Element data from apps and pages:
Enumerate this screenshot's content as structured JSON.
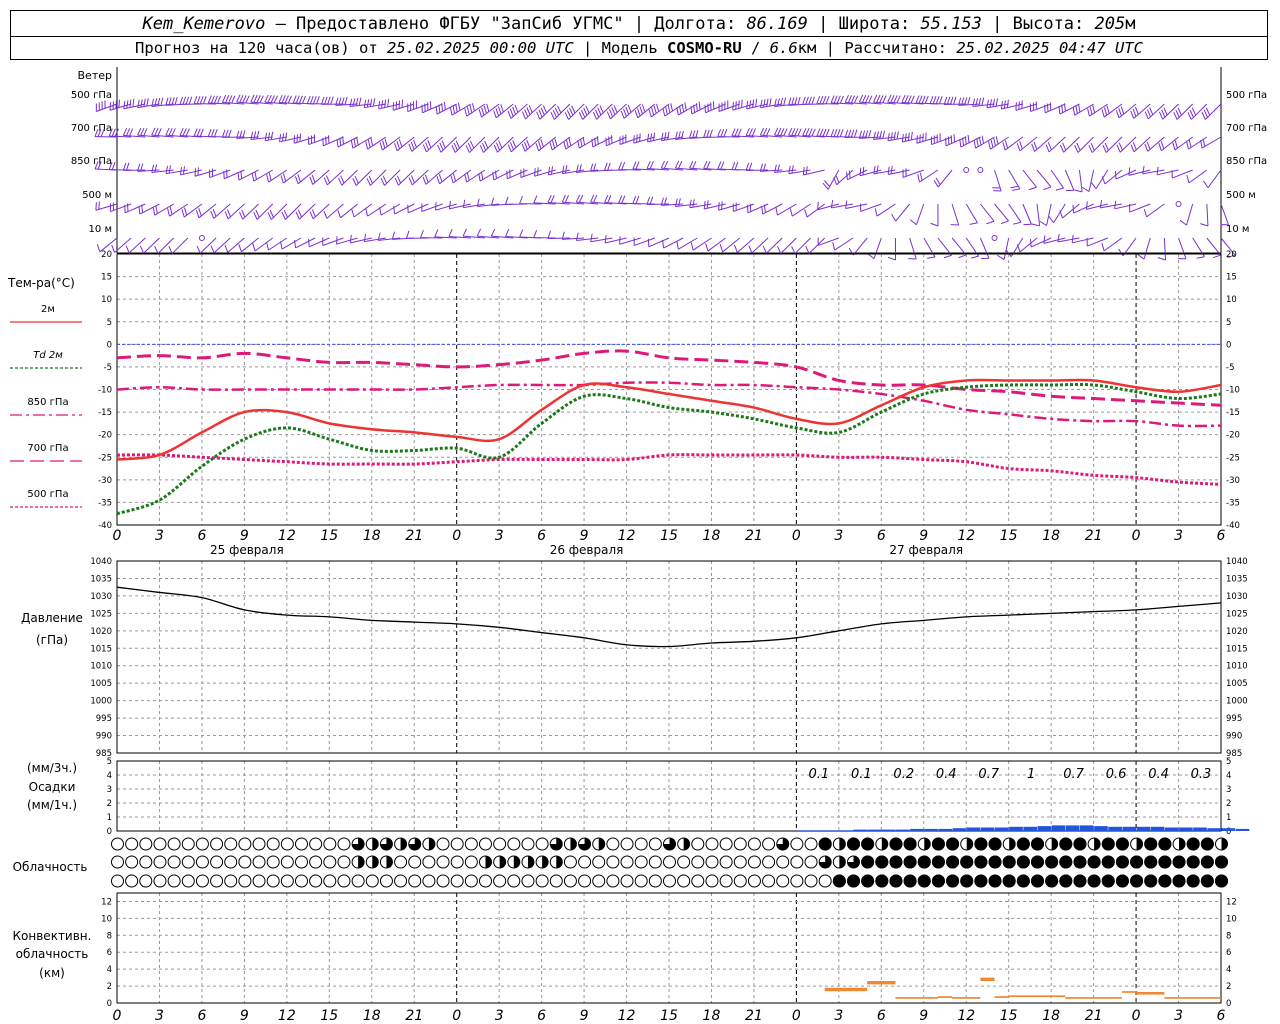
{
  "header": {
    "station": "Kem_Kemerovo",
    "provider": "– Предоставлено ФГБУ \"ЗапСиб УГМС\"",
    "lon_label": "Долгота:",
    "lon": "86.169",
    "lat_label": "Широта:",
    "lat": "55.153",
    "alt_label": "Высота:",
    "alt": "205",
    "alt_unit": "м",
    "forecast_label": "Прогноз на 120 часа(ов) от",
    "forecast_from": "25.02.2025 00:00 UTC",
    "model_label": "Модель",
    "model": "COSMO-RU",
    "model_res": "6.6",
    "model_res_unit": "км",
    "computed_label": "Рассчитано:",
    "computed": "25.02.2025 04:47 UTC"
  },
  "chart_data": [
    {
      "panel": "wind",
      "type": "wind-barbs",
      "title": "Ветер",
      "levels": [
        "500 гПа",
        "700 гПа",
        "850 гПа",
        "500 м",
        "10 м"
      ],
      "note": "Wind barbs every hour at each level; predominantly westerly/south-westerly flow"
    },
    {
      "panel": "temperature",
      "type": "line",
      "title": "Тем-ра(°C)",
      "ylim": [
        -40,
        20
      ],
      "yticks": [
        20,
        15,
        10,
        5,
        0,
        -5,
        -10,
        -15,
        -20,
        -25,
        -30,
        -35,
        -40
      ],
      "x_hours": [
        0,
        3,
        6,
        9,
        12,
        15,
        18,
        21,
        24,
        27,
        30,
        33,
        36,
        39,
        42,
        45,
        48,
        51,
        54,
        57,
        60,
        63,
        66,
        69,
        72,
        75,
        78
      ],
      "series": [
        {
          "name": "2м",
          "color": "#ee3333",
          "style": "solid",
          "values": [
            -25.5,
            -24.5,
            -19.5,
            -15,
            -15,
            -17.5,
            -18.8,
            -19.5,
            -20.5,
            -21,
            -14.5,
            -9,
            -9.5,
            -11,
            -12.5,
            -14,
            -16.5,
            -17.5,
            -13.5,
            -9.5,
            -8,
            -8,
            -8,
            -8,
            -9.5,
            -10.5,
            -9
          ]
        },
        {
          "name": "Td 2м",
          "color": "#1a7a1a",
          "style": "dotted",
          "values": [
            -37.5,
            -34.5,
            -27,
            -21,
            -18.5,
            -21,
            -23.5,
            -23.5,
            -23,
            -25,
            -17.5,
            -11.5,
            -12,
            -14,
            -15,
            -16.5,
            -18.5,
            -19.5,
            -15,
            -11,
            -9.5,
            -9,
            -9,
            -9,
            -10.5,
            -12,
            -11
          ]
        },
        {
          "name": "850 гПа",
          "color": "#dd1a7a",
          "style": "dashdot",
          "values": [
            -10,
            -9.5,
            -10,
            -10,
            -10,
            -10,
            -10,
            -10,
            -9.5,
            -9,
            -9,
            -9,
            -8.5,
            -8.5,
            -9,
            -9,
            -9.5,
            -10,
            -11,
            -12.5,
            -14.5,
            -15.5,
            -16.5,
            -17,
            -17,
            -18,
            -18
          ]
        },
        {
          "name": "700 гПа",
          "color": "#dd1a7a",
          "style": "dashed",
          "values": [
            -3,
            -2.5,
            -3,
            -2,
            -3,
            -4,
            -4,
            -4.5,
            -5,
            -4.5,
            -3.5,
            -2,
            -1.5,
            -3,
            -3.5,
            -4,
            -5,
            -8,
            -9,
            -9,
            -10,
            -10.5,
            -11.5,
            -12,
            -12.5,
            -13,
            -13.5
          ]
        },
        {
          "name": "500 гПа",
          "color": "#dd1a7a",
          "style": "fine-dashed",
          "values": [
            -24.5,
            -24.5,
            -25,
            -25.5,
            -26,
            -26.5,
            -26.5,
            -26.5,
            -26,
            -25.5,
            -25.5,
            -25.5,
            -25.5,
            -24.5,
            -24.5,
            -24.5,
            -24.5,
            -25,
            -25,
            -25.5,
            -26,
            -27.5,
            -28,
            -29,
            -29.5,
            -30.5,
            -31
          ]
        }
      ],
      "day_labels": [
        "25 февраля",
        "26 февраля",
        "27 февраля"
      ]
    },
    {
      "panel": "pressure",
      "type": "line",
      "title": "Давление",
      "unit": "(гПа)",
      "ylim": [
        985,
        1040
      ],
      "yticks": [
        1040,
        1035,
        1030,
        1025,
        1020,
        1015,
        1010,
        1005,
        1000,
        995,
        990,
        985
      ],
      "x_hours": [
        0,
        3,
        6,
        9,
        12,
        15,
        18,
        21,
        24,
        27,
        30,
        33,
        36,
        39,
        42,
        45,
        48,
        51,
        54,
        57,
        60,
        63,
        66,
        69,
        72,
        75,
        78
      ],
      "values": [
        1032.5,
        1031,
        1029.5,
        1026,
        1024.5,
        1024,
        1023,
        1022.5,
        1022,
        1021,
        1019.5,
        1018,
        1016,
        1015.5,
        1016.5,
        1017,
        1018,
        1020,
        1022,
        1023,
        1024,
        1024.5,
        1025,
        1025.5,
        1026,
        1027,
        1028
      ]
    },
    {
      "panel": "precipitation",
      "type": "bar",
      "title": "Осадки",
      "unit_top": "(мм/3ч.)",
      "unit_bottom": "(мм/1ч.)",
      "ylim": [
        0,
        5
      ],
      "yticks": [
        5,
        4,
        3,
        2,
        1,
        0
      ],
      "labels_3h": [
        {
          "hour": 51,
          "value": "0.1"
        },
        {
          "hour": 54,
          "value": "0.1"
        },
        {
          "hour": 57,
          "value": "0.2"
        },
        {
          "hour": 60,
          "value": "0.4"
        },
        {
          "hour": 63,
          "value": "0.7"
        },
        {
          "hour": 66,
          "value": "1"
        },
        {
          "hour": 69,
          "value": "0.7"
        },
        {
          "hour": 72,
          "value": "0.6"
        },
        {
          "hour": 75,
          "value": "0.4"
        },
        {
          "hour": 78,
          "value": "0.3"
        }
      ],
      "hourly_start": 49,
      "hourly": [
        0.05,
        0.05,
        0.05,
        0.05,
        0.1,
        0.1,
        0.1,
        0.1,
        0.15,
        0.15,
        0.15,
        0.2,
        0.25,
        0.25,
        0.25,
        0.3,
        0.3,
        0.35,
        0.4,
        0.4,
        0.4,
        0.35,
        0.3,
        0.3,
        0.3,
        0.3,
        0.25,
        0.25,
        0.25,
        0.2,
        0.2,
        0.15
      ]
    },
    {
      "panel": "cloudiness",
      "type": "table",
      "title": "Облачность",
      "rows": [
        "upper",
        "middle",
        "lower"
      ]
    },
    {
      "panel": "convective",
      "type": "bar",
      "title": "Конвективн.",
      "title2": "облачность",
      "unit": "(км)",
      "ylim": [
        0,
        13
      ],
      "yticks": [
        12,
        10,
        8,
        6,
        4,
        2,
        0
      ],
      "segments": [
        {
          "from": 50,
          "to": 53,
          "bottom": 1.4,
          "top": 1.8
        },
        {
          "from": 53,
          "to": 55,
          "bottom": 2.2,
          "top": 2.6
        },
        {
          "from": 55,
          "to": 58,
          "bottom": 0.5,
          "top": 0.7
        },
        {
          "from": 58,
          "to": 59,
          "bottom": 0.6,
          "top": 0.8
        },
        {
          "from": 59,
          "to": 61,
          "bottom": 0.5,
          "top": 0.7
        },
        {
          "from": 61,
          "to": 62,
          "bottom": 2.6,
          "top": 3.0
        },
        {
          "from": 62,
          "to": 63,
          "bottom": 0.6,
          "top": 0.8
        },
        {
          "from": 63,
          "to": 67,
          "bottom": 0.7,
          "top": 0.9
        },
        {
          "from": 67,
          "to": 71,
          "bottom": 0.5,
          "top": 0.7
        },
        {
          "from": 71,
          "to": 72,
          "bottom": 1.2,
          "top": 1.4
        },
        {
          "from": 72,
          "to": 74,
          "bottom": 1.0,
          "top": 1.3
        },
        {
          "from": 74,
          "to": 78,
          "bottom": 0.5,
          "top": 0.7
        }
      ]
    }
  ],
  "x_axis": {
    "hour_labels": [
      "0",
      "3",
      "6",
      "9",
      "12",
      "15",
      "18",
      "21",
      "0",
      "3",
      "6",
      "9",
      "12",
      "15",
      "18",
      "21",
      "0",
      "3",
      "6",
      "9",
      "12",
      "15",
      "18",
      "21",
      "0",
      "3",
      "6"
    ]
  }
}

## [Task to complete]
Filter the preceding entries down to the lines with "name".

## [Solution to this task]
          "name": "2м",
          "name": "Td 2м",
          "name": "850 гПа",
          "name": "700 гПа",
          "name": "500 гПа",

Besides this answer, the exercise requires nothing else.